UK - Trustees have been warned it is only a matter of time before they are sued by members over "dodgy investment policies".
Former Boots head of corporate finance John Ralfe called the current practice of having high equity weightings a “straight bet”.
He likened it to trying to pay members’ pensions by either buying lottery tickets or putting the scheme’s money on horse races.
Ralfe said the standard practice of “lifestyling” for personal pensions - shifting away from equities to bonds on approach to retirement - is being ignored by companies and trustees.
He reasoned that because the number of mature schemes – both large and small – with an equity weighting of 70% was so high, it was only a matter of time before a large company scheme collapsed.
He said: “Trustees are afraid their members will lose out through poor equity markets and the unwillingness or inability of the company to inject cash.
“Trustees have very onerous fiduciary responsibilities and could find themselves being sued for dodgy investment policy.
“A major UK company with tens of thousands of members will go bust with a big deficit.”
The Pensions and Lifetime Savings Association (PLSA) has announced it will shrink its board by more than one-third as part of a governance overhaul to make it "agile and more appropriate".
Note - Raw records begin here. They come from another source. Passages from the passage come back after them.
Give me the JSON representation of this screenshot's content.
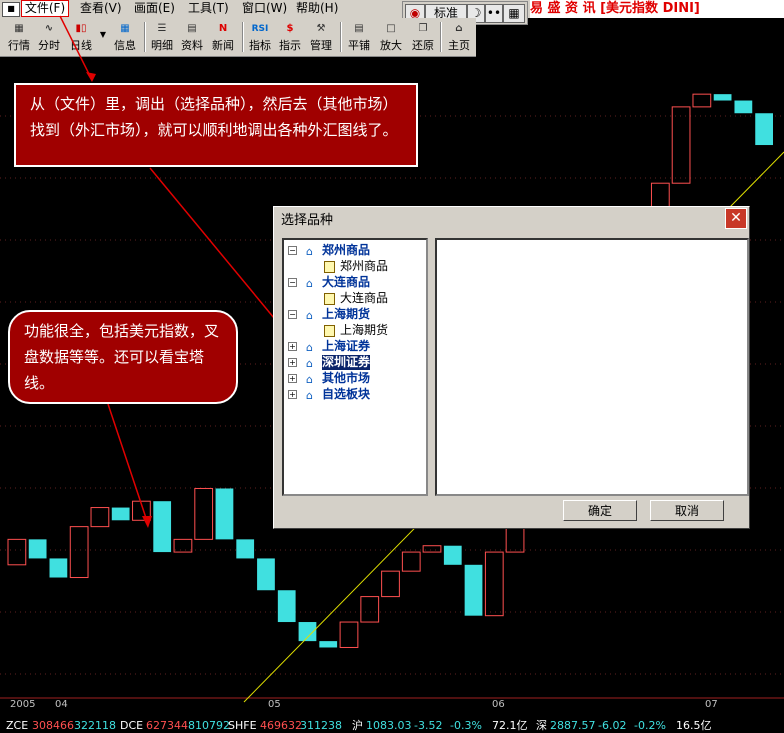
{
  "menubar": {
    "app_icon": "chart-window-icon",
    "items": [
      "文件(F)",
      "查看(V)",
      "画面(E)",
      "工具(T)",
      "窗口(W)",
      "帮助(H)"
    ],
    "title": "易 盛 资 讯 [美元指数 DINI]"
  },
  "zoom": {
    "label": "标准"
  },
  "toolbar": {
    "buttons": [
      "行情",
      "分时",
      "日线",
      "信息",
      "明细",
      "资料",
      "新闻",
      "指标",
      "指示",
      "管理",
      "平铺",
      "放大",
      "还原",
      "主页"
    ],
    "icon_glyphs": {
      "rsi": "RSI",
      "news": "N",
      "indicator": "$"
    }
  },
  "callouts": {
    "first": "从（文件）里，调出（选择品种），然后去（其他市场）找到（外汇市场），就可以顺利地调出各种外汇图线了。",
    "second": "功能很全，包括美元指数，叉盘数据等等。还可以看宝塔线。"
  },
  "dialog": {
    "title": "选择品种",
    "tree": [
      {
        "label": "郑州商品",
        "children": [
          "郑州商品"
        ]
      },
      {
        "label": "大连商品",
        "children": [
          "大连商品"
        ]
      },
      {
        "label": "上海期货",
        "children": [
          "上海期货"
        ]
      },
      {
        "label": "上海证券",
        "children": []
      },
      {
        "label": "深圳证券",
        "children": [],
        "selected": true
      },
      {
        "label": "其他市场",
        "children": []
      },
      {
        "label": "自选板块",
        "children": []
      }
    ],
    "ok_label": "确定",
    "cancel_label": "取消"
  },
  "x_axis": {
    "labels": [
      "2005",
      "04",
      "05",
      "06",
      "07"
    ]
  },
  "status": {
    "zce_label": "ZCE",
    "zce_v1": "308466",
    "zce_v2": "322118",
    "dce_label": "DCE",
    "dce_v1": "627344",
    "dce_v2": "810792",
    "shfe_label": "SHFE",
    "shfe_v1": "469632",
    "shfe_v2": "311238",
    "sh_label": "沪",
    "sh_index": "1083.03",
    "sh_change": "-3.52",
    "sh_pct": "-0.3%",
    "sh_amount": "72.1亿",
    "sz_label": "深",
    "sz_index": "2887.57",
    "sz_change": "-6.02",
    "sz_pct": "-0.2%",
    "sz_amount": "16.5亿"
  },
  "colors": {
    "up": "#ff5050",
    "down": "#40e0e0",
    "trend": "#e0e000",
    "callout": "#a00000"
  },
  "chart_data": {
    "type": "candlestick",
    "description_series": "tower line (宝塔线) bars, up = red hollow, down = cyan filled",
    "bars": [
      {
        "o": 1.0,
        "c": 1.2,
        "up": true
      },
      {
        "o": 1.2,
        "c": 1.05,
        "up": false
      },
      {
        "o": 1.05,
        "c": 0.9,
        "up": false
      },
      {
        "o": 0.9,
        "c": 1.3,
        "up": true
      },
      {
        "o": 1.3,
        "c": 1.45,
        "up": true
      },
      {
        "o": 1.45,
        "c": 1.35,
        "up": false
      },
      {
        "o": 1.35,
        "c": 1.5,
        "up": true
      },
      {
        "o": 1.5,
        "c": 1.1,
        "up": false
      },
      {
        "o": 1.1,
        "c": 1.2,
        "up": true
      },
      {
        "o": 1.2,
        "c": 1.6,
        "up": true
      },
      {
        "o": 1.6,
        "c": 1.2,
        "up": false
      },
      {
        "o": 1.2,
        "c": 1.05,
        "up": false
      },
      {
        "o": 1.05,
        "c": 0.8,
        "up": false
      },
      {
        "o": 0.8,
        "c": 0.55,
        "up": false
      },
      {
        "o": 0.55,
        "c": 0.4,
        "up": false
      },
      {
        "o": 0.4,
        "c": 0.35,
        "up": false
      },
      {
        "o": 0.35,
        "c": 0.55,
        "up": true
      },
      {
        "o": 0.55,
        "c": 0.75,
        "up": true
      },
      {
        "o": 0.75,
        "c": 0.95,
        "up": true
      },
      {
        "o": 0.95,
        "c": 1.1,
        "up": true
      },
      {
        "o": 1.1,
        "c": 1.15,
        "up": true
      },
      {
        "o": 1.15,
        "c": 1.0,
        "up": false
      },
      {
        "o": 1.0,
        "c": 0.6,
        "up": false
      },
      {
        "o": 0.6,
        "c": 1.1,
        "up": true
      },
      {
        "o": 1.1,
        "c": 1.3,
        "up": true
      },
      {
        "o": 1.3,
        "c": 1.5,
        "up": true
      },
      {
        "o": 1.5,
        "c": 1.9,
        "up": true
      },
      {
        "o": 3.6,
        "c": 3.4,
        "up": false
      },
      {
        "o": 3.4,
        "c": 3.55,
        "up": true
      },
      {
        "o": 3.55,
        "c": 3.7,
        "up": true
      },
      {
        "o": 3.7,
        "c": 3.6,
        "up": false
      },
      {
        "o": 3.6,
        "c": 4.0,
        "up": true
      },
      {
        "o": 4.0,
        "c": 4.6,
        "up": true
      },
      {
        "o": 4.6,
        "c": 4.7,
        "up": true
      },
      {
        "o": 4.7,
        "c": 4.65,
        "up": false
      },
      {
        "o": 4.65,
        "c": 4.55,
        "up": false
      },
      {
        "o": 4.55,
        "c": 4.3,
        "up": false
      }
    ]
  }
}
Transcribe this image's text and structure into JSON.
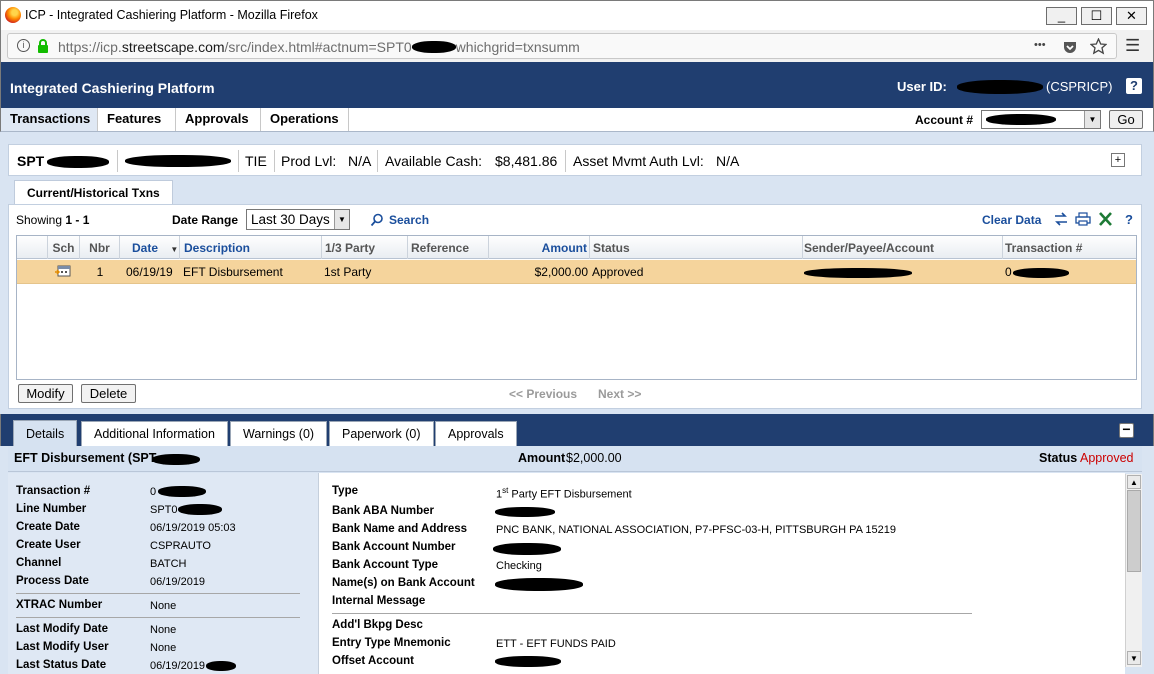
{
  "window": {
    "title": "ICP - Integrated Cashiering Platform - Mozilla Firefox",
    "min_glyph": "_",
    "max_glyph": "☐",
    "close_glyph": "✕"
  },
  "browser": {
    "url_prefix": "https://icp.",
    "url_domain": "streetscape.com",
    "url_path_a": "/src/index.html#actnum=SPT0",
    "url_path_b": "whichgrid=txnsumm",
    "more_glyph": "•••",
    "menu_glyph": "☰"
  },
  "app": {
    "title": "Integrated Cashiering Platform",
    "user_label": "User ID:",
    "user_code": "(CSPRICP)",
    "help": "?"
  },
  "nav": {
    "tabs": [
      "Transactions",
      "Features",
      "Approvals",
      "Operations"
    ],
    "account_label": "Account #",
    "go": "Go"
  },
  "infobar": {
    "account_prefix": "SPT",
    "tie": "TIE",
    "prod_lvl_label": "Prod Lvl:",
    "prod_lvl_value": "N/A",
    "avail_cash_label": "Available Cash:",
    "avail_cash_value": "$8,481.86",
    "asset_label": "Asset Mvmt Auth Lvl:",
    "asset_value": "N/A",
    "expand": "+"
  },
  "txn": {
    "subtab": "Current/Historical Txns",
    "showing_label": "Showing",
    "showing_range": "1 - 1",
    "date_range_label": "Date Range",
    "date_range_value": "Last 30 Days",
    "search": "Search",
    "clear": "Clear Data",
    "headers": {
      "sch": "Sch",
      "nbr": "Nbr",
      "date": "Date",
      "desc": "Description",
      "party": "1/3 Party",
      "ref": "Reference",
      "amount": "Amount",
      "status": "Status",
      "sender": "Sender/Payee/Account",
      "txnno": "Transaction #"
    },
    "rows": [
      {
        "nbr": "1",
        "date": "06/19/19",
        "desc": "EFT Disbursement",
        "party": "1st Party",
        "ref": "",
        "amount": "$2,000.00",
        "status": "Approved",
        "txn_prefix": "0"
      }
    ],
    "modify": "Modify",
    "delete": "Delete",
    "previous": "<< Previous",
    "next": "Next >>"
  },
  "detail": {
    "tabs": [
      "Details",
      "Additional Information",
      "Warnings (0)",
      "Paperwork (0)",
      "Approvals"
    ],
    "collapse": "−",
    "heading": "EFT Disbursement (SPT-",
    "amount_label": "Amount",
    "amount_value": "$2,000.00",
    "status_label": "Status",
    "status_value": "Approved",
    "status_color": "#cc0000",
    "left": {
      "txn_label": "Transaction #",
      "txn_value": "0",
      "line_label": "Line Number",
      "line_value": "SPT0",
      "create_date_label": "Create Date",
      "create_date_value": "06/19/2019 05:03",
      "create_user_label": "Create User",
      "create_user_value": "CSPRAUTO",
      "channel_label": "Channel",
      "channel_value": "BATCH",
      "process_date_label": "Process Date",
      "process_date_value": "06/19/2019",
      "xtrac_label": "XTRAC Number",
      "xtrac_value": "None",
      "lm_date_label": "Last Modify Date",
      "lm_date_value": "None",
      "lm_user_label": "Last Modify User",
      "lm_user_value": "None",
      "ls_date_label": "Last Status Date",
      "ls_date_value": "06/19/2019"
    },
    "right": {
      "type_label": "Type",
      "type_sup_pre": "1",
      "type_sup": "st",
      "type_rest": " Party EFT Disbursement",
      "aba_label": "Bank ABA Number",
      "bank_name_label": "Bank Name and Address",
      "bank_name_value": "PNC BANK, NATIONAL ASSOCIATION, P7-PFSC-03-H, PITTSBURGH PA 15219",
      "acct_num_label": "Bank Account Number",
      "acct_type_label": "Bank Account Type",
      "acct_type_value": "Checking",
      "names_label": "Name(s) on Bank Account",
      "internal_label": "Internal Message",
      "bkpg_label": "Add'l Bkpg Desc",
      "mnemonic_label": "Entry Type Mnemonic",
      "mnemonic_value": "ETT - EFT FUNDS PAID",
      "offset_label": "Offset Account"
    }
  }
}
Smaller FTSE 350 defined benefit (DB) schemes were nearly 15 percentage points less well-funded than larger schemes in 2017, according to a Goldman Sachs Asset Management (GSAM) analysis.
The advent of collective pension systems could help the UK avoid demographic challenges which will make it "impossible" for society to help savers in retirement, experts say.